Remove the soil from the dahlia bulb by spraying it gently with your garden hose. You can leave the clump in the sun for a day to dry out first, if your soil is mostly clay. Break away the dried clay and then spray the remaining soil around the dahlia tuber with a garden hose.

Place the dahlia bulbs in a cool dry place for several days, until the bulbs are dried out. You can turn them upside down to help the moisture drain from the stem. After the tubers are dry, you can separate them before you store them for the winter. You can also separate dahlia bulbs in the spring, before planting.

Inspect the separated tubers, or the clump, to look for damaged bulbs that may have been cut as you removed them from the ground. Discard any bulbs that are cut or damaged. Label the remaining bulbs with plant tags and a marker, if you have a variety of dahlias.

Store your dahlia bulbs in a cool, dry place over the winter. You can place them in a single layer in a box lined with peat moss or sand, then cover them with more sand or peat moss. Dahlia bulbs prefer temperatures that range from 40 to 45 degrees Fahrenheit.
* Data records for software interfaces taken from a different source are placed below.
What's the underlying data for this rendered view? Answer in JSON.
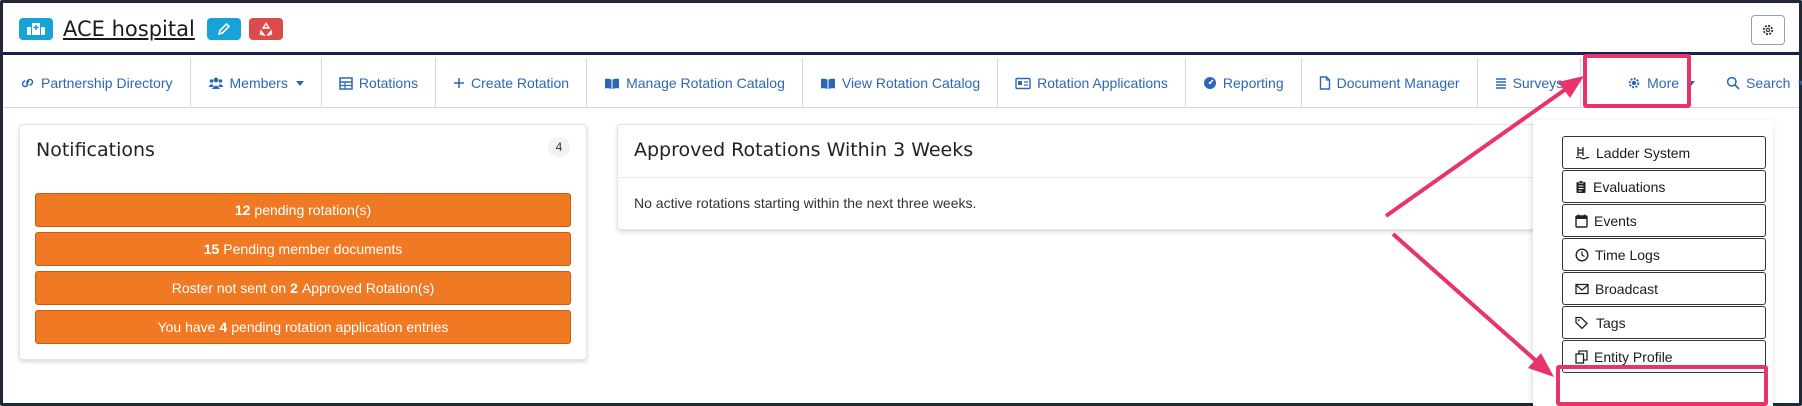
{
  "header": {
    "title": "ACE hospital",
    "icons": {
      "hospital": "hospital-icon",
      "edit": "pencil-icon",
      "recycle": "recycle-icon",
      "settings": "gear-icon"
    }
  },
  "nav": {
    "items": [
      {
        "label": "Partnership Directory",
        "icon": "link-icon"
      },
      {
        "label": "Members",
        "icon": "users-icon",
        "caret": true
      },
      {
        "label": "Rotations",
        "icon": "table-icon"
      },
      {
        "label": "Create Rotation",
        "icon": "plus-icon"
      },
      {
        "label": "Manage Rotation Catalog",
        "icon": "book-open-icon"
      },
      {
        "label": "View Rotation Catalog",
        "icon": "book-open-icon"
      },
      {
        "label": "Rotation Applications",
        "icon": "id-card-icon"
      },
      {
        "label": "Reporting",
        "icon": "gauge-icon"
      },
      {
        "label": "Document Manager",
        "icon": "file-icon"
      },
      {
        "label": "Surveys",
        "icon": "list-icon"
      },
      {
        "label": "More",
        "icon": "gear-icon",
        "caret": true
      },
      {
        "label": "Search",
        "icon": "search-icon",
        "caret": true
      }
    ]
  },
  "notifications": {
    "title": "Notifications",
    "count": "4",
    "items": [
      {
        "prefix": "",
        "bold": "12",
        "suffix": "pending rotation(s)"
      },
      {
        "prefix": "",
        "bold": "15",
        "suffix": "Pending member documents"
      },
      {
        "prefix": "Roster not sent on",
        "bold": "2",
        "suffix": "Approved Rotation(s)"
      },
      {
        "prefix": "You have",
        "bold": "4",
        "suffix": "pending rotation application entries"
      }
    ]
  },
  "approved": {
    "title": "Approved Rotations Within 3 Weeks",
    "message": "No active rotations starting within the next three weeks."
  },
  "more_menu": {
    "items": [
      {
        "label": "Ladder System",
        "icon": "ladder-icon"
      },
      {
        "label": "Evaluations",
        "icon": "clipboard-icon"
      },
      {
        "label": "Events",
        "icon": "calendar-icon"
      },
      {
        "label": "Time Logs",
        "icon": "clock-icon"
      },
      {
        "label": "Broadcast",
        "icon": "envelope-icon"
      },
      {
        "label": "Tags",
        "icon": "tags-icon"
      },
      {
        "label": "Entity Profile",
        "icon": "copy-icon"
      }
    ]
  },
  "colors": {
    "link": "#2d66b9",
    "notification": "#f07a24",
    "highlight": "#e8336b",
    "brand_blue": "#17a2d8",
    "danger": "#dc4a4a"
  }
}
Things You Will Need

  • Pruning shears
  • Garden fork
  • Plant tags
  • Marker
  • Box
  • Peat moss or sand

About the Author


Katherine Kally is a freelance writer specializing in eco-friendly home-improvement projects, practical craft ideas and cost-effective decorating solutions. Kally's work has been featured on sites across the Web. She holds a Bachelor of Science in psychology from the University of South Carolina and is a member of the Society of Professional Journalists.